RECORDS FOR THIS TASK:
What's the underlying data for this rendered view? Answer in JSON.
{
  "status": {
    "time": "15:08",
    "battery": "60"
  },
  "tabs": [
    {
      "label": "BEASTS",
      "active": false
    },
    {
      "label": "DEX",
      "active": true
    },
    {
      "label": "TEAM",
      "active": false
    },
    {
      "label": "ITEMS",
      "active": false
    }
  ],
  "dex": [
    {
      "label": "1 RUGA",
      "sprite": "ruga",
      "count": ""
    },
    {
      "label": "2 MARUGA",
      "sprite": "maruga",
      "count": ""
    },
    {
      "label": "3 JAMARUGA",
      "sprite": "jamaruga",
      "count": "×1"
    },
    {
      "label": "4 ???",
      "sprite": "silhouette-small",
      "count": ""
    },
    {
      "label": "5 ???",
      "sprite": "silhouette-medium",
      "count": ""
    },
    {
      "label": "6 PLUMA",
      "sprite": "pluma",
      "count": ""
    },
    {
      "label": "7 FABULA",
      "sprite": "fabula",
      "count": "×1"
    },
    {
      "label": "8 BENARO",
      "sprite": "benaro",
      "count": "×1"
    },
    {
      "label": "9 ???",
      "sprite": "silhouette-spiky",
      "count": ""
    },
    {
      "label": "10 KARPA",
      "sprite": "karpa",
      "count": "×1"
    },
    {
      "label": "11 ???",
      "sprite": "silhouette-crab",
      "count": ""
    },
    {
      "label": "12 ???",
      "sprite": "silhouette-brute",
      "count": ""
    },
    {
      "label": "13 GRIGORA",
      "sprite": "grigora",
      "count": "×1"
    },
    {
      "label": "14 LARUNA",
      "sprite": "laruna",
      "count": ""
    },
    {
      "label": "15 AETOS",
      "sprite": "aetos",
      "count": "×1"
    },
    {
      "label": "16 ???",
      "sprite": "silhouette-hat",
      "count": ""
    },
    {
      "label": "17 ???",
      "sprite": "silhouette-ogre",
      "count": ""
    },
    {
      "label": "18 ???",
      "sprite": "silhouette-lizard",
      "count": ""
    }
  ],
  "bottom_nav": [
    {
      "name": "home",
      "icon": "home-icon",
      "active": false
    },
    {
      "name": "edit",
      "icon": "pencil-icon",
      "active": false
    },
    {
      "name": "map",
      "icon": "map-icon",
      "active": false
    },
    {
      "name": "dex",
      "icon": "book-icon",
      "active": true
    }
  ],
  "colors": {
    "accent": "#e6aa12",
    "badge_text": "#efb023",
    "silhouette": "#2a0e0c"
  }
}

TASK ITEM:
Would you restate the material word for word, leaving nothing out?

EXERCISE RESULT:
What's the underlying data for this rendered view? Answer in JSON.
{
  "status": {
    "time": "15:08",
    "battery": "60"
  },
  "tabs": [
    {
      "label": "BEASTS",
      "active": false
    },
    {
      "label": "DEX",
      "active": true
    },
    {
      "label": "TEAM",
      "active": false
    },
    {
      "label": "ITEMS",
      "active": false
    }
  ],
  "dex": [
    {
      "label": "1 RUGA",
      "sprite": "ruga",
      "count": ""
    },
    {
      "label": "2 MARUGA",
      "sprite": "maruga",
      "count": ""
    },
    {
      "label": "3 JAMARUGA",
      "sprite": "jamaruga",
      "count": "×1"
    },
    {
      "label": "4 ???",
      "sprite": "silhouette-small",
      "count": ""
    },
    {
      "label": "5 ???",
      "sprite": "silhouette-medium",
      "count": ""
    },
    {
      "label": "6 PLUMA",
      "sprite": "pluma",
      "count": ""
    },
    {
      "label": "7 FABULA",
      "sprite": "fabula",
      "count": "×1"
    },
    {
      "label": "8 BENARO",
      "sprite": "benaro",
      "count": "×1"
    },
    {
      "label": "9 ???",
      "sprite": "silhouette-spiky",
      "count": ""
    },
    {
      "label": "10 KARPA",
      "sprite": "karpa",
      "count": "×1"
    },
    {
      "label": "11 ???",
      "sprite": "silhouette-crab",
      "count": ""
    },
    {
      "label": "12 ???",
      "sprite": "silhouette-brute",
      "count": ""
    },
    {
      "label": "13 GRIGORA",
      "sprite": "grigora",
      "count": "×1"
    },
    {
      "label": "14 LARUNA",
      "sprite": "laruna",
      "count": ""
    },
    {
      "label": "15 AETOS",
      "sprite": "aetos",
      "count": "×1"
    },
    {
      "label": "16 ???",
      "sprite": "silhouette-hat",
      "count": ""
    },
    {
      "label": "17 ???",
      "sprite": "silhouette-ogre",
      "count": ""
    },
    {
      "label": "18 ???",
      "sprite": "silhouette-lizard",
      "count": ""
    }
  ],
  "bottom_nav": [
    {
      "name": "home",
      "icon": "home-icon",
      "active": false
    },
    {
      "name": "edit",
      "icon": "pencil-icon",
      "active": false
    },
    {
      "name": "map",
      "icon": "map-icon",
      "active": false
    },
    {
      "name": "dex",
      "icon": "book-icon",
      "active": true
    }
  ],
  "colors": {
    "accent": "#e6aa12",
    "badge_text": "#efb023",
    "silhouette": "#2a0e0c"
  }
}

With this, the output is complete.